Search the entries below for the word "list", then copy each line in which it is found.

(EXTRACTED DATA begins)

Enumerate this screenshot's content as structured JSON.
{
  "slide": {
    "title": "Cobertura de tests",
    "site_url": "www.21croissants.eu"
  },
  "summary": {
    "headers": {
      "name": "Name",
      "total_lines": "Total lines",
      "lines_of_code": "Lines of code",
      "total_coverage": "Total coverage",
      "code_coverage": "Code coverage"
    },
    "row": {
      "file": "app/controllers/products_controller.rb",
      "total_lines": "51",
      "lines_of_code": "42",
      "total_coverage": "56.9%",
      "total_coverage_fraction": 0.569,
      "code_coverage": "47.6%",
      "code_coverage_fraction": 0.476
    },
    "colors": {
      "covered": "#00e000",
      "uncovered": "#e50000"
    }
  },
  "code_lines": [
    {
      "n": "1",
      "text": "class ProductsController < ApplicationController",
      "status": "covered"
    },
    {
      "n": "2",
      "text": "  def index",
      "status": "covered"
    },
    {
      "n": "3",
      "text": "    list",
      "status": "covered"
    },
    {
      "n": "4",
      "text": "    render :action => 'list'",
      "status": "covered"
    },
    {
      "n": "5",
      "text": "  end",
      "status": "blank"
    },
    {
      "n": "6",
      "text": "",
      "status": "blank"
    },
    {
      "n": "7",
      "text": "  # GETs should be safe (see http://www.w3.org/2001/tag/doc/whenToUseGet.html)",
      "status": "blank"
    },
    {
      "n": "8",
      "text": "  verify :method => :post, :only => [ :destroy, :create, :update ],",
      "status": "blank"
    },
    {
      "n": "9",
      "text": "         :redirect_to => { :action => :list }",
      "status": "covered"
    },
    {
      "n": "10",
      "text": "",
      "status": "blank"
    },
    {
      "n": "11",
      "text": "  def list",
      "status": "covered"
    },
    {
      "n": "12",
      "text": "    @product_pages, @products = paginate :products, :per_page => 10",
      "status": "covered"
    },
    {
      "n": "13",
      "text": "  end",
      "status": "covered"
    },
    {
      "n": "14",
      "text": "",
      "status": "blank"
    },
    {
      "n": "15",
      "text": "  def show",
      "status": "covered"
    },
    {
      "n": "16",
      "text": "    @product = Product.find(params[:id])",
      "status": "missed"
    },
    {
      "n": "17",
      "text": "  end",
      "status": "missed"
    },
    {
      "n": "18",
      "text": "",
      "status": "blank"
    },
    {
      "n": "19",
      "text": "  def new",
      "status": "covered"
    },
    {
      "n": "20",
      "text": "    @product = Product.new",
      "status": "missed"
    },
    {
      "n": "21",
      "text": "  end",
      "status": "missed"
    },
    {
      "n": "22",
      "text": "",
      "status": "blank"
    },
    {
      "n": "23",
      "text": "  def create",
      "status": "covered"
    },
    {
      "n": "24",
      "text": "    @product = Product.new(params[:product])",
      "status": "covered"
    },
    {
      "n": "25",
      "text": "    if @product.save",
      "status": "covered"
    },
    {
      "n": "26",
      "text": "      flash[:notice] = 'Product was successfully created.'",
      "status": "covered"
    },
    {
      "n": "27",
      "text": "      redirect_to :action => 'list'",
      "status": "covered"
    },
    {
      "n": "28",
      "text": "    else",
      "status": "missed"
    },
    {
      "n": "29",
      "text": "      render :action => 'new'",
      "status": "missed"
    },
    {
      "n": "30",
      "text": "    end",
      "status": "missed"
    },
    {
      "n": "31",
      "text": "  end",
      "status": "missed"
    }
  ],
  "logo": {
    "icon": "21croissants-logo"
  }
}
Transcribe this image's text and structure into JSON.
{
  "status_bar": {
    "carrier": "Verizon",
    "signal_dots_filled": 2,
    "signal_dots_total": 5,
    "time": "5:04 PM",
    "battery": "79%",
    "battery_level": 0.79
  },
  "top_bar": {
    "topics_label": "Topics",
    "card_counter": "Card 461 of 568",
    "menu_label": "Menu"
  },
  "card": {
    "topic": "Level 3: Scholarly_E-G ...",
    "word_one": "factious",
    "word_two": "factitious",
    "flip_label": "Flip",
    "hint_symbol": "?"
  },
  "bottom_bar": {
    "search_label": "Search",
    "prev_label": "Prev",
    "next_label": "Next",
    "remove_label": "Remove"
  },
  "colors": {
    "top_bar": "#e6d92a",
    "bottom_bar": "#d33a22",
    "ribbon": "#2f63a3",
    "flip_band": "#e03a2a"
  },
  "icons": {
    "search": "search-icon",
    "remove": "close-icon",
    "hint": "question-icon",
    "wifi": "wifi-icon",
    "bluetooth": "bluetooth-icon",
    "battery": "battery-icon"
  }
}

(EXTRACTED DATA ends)

WRITTEN SOLUTION
      "text": "    list",
      "text": "    render :action => 'list'",
      "text": "         :redirect_to => { :action => :list }",
      "text": "  def list",
      "text": "      redirect_to :action => 'list'",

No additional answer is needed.